As a college education is becoming increasingly necessary for securing better-paying and stable employment in the United States, it was welcome news that the number of Americans age 25 and older who have earned at least a bachelor’s degree surpassed 30 percent in 2011, according to new data from the U.S. Census Bureau.
As the Bureau reported, the 2011 rate (30.4 percent) was up significantly from 1998 when less than 25 percent of the population over 25 held a least a bachelor’s degree.
The Census data also show improvements in the rates among minority groups of people age 25 and older earning a bachelor’s degree or higher. Over the decade, 2001 – 2011, the rate increased by 80 percent among Hispanics, by 47 percent among Blacks, and by 28 percent among Asians. The rate of increase was 24 percent among non-Hispanic whites.
The breakdown among women and men was roughly even, with 30 million men and 31 million women age 25 and over in 2011 having earned at least a bachelor’s degree.
The Bureau’s data also show that the economic advantages of earning a bachelor’s remain. The average earnings of those with only a high school education were $31,000 in 2010, compared with $58,000 for those with a bachelor’s degree.
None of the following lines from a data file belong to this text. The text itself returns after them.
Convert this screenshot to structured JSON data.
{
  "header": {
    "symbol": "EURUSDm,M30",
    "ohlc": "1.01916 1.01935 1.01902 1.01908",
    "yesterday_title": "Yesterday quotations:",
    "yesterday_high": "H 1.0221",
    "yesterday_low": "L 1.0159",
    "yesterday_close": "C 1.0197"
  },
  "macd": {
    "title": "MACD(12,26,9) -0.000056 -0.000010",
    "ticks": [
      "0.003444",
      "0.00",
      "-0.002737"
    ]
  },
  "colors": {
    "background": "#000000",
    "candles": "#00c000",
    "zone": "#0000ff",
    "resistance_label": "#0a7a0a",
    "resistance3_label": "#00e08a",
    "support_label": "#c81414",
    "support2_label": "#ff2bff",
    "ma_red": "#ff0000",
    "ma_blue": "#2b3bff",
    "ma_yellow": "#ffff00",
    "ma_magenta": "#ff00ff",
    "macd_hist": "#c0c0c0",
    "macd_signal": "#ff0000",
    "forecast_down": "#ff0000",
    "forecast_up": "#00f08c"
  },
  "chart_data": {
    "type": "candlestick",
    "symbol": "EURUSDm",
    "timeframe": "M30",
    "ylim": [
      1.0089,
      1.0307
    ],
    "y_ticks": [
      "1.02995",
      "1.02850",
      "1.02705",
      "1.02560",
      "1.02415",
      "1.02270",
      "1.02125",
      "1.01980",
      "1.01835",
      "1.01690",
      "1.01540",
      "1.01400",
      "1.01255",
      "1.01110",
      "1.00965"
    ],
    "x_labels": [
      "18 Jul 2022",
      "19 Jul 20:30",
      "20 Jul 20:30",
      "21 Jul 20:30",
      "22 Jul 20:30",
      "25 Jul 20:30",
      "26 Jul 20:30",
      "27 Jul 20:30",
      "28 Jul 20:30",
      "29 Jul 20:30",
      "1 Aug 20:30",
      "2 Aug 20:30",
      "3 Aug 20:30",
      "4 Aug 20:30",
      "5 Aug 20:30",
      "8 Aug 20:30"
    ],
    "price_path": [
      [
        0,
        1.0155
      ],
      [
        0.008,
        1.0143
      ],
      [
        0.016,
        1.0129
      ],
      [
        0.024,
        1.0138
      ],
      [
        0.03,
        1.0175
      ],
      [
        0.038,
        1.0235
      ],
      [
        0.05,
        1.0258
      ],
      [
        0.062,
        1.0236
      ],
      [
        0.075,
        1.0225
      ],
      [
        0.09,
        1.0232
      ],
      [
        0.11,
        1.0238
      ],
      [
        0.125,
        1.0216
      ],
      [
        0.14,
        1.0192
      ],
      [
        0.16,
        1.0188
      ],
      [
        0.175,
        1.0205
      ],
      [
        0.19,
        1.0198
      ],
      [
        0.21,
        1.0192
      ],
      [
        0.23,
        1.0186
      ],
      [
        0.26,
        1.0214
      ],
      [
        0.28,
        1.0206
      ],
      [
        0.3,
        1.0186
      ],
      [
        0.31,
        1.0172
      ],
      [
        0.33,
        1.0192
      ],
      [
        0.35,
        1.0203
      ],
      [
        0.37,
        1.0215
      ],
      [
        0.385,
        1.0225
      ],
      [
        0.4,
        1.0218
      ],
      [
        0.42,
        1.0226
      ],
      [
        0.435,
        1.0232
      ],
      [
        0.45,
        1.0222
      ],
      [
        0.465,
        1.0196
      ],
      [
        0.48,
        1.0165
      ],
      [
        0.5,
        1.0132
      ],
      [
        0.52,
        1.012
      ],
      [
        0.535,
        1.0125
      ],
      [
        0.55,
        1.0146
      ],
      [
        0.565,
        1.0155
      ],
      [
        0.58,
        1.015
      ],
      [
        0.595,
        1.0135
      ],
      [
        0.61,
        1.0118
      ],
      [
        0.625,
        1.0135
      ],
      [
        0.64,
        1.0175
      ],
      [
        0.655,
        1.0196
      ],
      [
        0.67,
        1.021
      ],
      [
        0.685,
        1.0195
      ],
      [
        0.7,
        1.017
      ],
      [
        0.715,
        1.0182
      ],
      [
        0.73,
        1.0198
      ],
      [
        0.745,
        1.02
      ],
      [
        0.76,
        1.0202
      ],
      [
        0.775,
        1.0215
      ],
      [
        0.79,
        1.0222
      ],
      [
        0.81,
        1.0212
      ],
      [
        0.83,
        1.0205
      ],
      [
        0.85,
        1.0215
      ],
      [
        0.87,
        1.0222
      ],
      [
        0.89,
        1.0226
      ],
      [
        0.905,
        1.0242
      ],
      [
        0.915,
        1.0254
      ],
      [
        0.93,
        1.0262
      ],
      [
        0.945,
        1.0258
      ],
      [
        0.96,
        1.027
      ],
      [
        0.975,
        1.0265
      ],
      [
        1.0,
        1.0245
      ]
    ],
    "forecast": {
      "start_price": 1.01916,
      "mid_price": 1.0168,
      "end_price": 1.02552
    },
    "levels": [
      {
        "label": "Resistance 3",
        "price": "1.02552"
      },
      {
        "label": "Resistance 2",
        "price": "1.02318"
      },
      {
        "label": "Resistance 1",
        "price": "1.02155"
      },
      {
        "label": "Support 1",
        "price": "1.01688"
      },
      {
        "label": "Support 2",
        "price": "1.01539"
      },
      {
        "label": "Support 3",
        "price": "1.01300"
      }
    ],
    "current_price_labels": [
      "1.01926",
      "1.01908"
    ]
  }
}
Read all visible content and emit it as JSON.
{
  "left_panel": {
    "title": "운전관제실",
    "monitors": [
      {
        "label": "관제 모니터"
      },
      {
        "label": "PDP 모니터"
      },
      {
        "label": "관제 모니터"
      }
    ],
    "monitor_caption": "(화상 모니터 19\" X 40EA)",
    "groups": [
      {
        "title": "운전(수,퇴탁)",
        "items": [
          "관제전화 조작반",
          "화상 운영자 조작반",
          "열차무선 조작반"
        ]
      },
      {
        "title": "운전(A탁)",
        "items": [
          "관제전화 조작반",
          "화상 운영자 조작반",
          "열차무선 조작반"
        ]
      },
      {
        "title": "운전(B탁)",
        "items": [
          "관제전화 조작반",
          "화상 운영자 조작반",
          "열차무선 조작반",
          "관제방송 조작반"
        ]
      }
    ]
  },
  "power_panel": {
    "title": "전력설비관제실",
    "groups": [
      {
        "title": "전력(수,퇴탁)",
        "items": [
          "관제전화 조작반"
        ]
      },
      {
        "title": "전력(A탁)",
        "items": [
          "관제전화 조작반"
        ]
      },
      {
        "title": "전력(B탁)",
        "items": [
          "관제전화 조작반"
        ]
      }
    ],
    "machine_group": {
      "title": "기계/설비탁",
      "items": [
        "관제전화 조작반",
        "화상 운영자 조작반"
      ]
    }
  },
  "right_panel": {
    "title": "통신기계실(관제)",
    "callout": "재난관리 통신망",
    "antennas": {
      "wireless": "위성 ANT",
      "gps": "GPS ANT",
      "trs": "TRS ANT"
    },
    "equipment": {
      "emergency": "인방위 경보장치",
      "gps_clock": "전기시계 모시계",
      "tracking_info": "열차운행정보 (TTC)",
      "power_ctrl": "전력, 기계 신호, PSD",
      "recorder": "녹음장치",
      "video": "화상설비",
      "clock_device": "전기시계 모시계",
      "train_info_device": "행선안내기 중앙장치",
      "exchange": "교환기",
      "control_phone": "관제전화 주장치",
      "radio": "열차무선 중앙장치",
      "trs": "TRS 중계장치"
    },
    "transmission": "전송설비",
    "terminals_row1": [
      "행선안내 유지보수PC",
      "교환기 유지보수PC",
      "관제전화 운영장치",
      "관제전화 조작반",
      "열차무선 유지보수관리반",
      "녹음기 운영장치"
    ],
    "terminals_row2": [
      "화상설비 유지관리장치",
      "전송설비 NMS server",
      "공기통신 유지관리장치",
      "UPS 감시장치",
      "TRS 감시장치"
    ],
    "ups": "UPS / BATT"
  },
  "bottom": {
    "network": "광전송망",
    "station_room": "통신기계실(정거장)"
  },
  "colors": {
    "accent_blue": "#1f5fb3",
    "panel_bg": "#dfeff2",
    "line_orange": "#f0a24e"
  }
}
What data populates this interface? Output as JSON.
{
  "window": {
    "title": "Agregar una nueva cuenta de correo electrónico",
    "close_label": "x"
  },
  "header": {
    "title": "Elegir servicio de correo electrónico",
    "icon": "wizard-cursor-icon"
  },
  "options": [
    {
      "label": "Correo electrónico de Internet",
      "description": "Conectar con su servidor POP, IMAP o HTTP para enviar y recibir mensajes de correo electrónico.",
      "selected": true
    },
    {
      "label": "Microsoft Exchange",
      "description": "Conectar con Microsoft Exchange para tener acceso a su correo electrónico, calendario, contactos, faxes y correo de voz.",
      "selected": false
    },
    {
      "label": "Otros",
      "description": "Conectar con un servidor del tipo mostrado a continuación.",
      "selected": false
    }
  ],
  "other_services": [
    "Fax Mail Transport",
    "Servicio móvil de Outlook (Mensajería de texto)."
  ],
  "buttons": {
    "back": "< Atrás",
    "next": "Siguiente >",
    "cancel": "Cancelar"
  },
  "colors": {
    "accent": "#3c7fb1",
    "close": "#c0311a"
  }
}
The benefits of a college education are clear. But with the costs of higher education sky rocketing, it remains equally important that government programs such as Pell Grants — which help make a college education affordable for millions of students — do not get sacrificed in battles over taxes and spending in Washington, D.C. As the Save Pell campaign notes, “For students of color, Pell Grants are particularly important. Nearly half of African-American undergraduates and about 40% of Hispanic undergraduates rely on Pell Grants to attend school.”